=== Begin Enclosure ===
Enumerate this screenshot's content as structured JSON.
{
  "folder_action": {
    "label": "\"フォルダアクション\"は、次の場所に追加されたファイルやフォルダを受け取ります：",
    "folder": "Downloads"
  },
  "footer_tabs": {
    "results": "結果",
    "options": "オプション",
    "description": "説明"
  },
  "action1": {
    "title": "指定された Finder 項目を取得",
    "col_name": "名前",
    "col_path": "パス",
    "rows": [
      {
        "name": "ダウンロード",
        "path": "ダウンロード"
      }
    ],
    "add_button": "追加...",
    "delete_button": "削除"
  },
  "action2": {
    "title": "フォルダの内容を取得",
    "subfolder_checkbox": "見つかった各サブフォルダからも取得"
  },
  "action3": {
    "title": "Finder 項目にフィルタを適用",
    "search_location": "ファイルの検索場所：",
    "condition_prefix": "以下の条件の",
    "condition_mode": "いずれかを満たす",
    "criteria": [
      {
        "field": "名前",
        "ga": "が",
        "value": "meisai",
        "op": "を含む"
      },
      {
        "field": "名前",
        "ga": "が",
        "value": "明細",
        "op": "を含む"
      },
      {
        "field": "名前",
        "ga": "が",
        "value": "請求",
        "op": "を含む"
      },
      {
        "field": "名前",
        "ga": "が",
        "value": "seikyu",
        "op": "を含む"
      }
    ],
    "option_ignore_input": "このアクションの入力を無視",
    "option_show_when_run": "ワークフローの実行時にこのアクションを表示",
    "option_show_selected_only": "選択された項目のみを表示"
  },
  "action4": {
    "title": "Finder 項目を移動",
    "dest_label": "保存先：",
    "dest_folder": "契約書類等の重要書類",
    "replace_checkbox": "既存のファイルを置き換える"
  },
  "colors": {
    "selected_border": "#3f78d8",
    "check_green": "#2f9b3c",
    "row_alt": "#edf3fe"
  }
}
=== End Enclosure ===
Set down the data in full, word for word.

# Task response:
Enumerate this screenshot's content as structured JSON.
{
  "folder_action": {
    "label": "\"フォルダアクション\"は、次の場所に追加されたファイルやフォルダを受け取ります：",
    "folder": "Downloads"
  },
  "footer_tabs": {
    "results": "結果",
    "options": "オプション",
    "description": "説明"
  },
  "action1": {
    "title": "指定された Finder 項目を取得",
    "col_name": "名前",
    "col_path": "パス",
    "rows": [
      {
        "name": "ダウンロード",
        "path": "ダウンロード"
      }
    ],
    "add_button": "追加...",
    "delete_button": "削除"
  },
  "action2": {
    "title": "フォルダの内容を取得",
    "subfolder_checkbox": "見つかった各サブフォルダからも取得"
  },
  "action3": {
    "title": "Finder 項目にフィルタを適用",
    "search_location": "ファイルの検索場所：",
    "condition_prefix": "以下の条件の",
    "condition_mode": "いずれかを満たす",
    "criteria": [
      {
        "field": "名前",
        "ga": "が",
        "value": "meisai",
        "op": "を含む"
      },
      {
        "field": "名前",
        "ga": "が",
        "value": "明細",
        "op": "を含む"
      },
      {
        "field": "名前",
        "ga": "が",
        "value": "請求",
        "op": "を含む"
      },
      {
        "field": "名前",
        "ga": "が",
        "value": "seikyu",
        "op": "を含む"
      }
    ],
    "option_ignore_input": "このアクションの入力を無視",
    "option_show_when_run": "ワークフローの実行時にこのアクションを表示",
    "option_show_selected_only": "選択された項目のみを表示"
  },
  "action4": {
    "title": "Finder 項目を移動",
    "dest_label": "保存先：",
    "dest_folder": "契約書類等の重要書類",
    "replace_checkbox": "既存のファイルを置き換える"
  },
  "colors": {
    "selected_border": "#3f78d8",
    "check_green": "#2f9b3c",
    "row_alt": "#edf3fe"
  }
}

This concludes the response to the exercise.